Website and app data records

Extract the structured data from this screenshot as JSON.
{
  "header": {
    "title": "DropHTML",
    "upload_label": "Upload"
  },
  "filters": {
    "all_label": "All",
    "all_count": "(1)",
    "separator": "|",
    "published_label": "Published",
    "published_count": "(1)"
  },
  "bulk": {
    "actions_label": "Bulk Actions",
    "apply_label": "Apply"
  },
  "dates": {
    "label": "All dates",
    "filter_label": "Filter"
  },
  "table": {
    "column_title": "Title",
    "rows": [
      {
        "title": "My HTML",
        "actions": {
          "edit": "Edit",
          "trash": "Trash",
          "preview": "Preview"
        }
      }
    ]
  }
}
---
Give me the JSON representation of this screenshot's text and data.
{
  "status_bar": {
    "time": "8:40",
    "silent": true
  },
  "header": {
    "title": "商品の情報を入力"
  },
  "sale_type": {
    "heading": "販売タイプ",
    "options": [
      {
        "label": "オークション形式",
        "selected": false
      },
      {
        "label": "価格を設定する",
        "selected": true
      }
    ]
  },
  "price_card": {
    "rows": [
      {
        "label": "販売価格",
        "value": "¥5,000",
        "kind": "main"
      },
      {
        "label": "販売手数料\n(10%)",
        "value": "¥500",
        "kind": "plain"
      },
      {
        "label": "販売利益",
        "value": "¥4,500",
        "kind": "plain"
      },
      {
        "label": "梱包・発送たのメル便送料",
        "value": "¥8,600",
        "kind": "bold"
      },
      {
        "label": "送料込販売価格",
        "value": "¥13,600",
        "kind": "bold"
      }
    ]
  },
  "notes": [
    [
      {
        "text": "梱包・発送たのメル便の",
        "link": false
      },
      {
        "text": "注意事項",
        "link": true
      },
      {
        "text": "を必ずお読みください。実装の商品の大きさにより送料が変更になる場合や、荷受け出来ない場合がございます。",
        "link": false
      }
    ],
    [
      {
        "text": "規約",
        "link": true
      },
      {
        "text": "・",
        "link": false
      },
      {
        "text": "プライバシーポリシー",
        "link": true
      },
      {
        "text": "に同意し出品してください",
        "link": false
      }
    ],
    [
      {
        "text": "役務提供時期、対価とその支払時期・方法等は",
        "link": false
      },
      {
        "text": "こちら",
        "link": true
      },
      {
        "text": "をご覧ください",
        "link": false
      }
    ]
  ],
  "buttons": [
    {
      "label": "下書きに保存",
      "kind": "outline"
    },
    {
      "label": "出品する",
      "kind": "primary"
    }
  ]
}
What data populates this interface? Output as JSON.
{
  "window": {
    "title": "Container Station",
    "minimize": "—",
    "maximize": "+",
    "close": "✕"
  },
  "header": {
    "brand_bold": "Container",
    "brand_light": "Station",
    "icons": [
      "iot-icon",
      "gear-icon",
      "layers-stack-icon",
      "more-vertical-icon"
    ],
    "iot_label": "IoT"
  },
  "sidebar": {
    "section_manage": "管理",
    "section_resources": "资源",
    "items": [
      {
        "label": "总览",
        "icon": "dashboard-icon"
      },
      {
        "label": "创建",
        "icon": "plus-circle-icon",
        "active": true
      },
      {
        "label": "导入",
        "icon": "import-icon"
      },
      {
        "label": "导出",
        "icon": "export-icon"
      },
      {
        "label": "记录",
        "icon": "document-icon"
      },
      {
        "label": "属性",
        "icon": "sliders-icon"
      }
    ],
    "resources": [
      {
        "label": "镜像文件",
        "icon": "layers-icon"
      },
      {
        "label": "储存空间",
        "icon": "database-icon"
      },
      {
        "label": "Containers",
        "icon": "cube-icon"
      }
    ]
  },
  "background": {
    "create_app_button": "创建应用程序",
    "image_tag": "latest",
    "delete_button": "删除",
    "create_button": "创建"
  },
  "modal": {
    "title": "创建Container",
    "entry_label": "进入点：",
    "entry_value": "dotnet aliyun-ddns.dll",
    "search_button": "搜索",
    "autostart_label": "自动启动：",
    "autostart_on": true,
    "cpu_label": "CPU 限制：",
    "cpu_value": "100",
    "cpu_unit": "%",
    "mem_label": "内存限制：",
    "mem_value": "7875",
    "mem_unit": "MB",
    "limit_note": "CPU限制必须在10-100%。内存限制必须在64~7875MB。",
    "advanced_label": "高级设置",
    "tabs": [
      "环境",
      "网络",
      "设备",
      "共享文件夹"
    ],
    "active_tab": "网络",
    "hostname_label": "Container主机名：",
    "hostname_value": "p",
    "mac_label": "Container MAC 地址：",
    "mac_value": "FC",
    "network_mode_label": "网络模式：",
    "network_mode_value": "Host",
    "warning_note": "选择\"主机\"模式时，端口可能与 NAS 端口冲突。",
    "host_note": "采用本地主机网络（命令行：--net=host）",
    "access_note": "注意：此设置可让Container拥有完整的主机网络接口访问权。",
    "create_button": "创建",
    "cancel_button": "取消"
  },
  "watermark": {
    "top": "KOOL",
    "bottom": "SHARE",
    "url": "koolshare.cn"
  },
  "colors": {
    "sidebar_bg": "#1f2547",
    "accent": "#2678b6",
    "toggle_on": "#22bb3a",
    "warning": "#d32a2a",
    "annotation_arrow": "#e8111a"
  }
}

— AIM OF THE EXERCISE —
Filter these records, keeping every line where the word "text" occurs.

— SOLUTION TO THE PROBLEM —
Give me the JSON representation of this screenshot's text and data.
        "text": "梱包・発送たのメル便の",
        "text": "注意事項",
        "text": "を必ずお読みください。実装の商品の大きさにより送料が変更になる場合や、荷受け出来ない場合がございます。",
        "text": "規約",
        "text": "・",
        "text": "プライバシーポリシー",
        "text": "に同意し出品してください",
        "text": "役務提供時期、対価とその支払時期・方法等は",
        "text": "こちら",
        "text": "をご覧ください",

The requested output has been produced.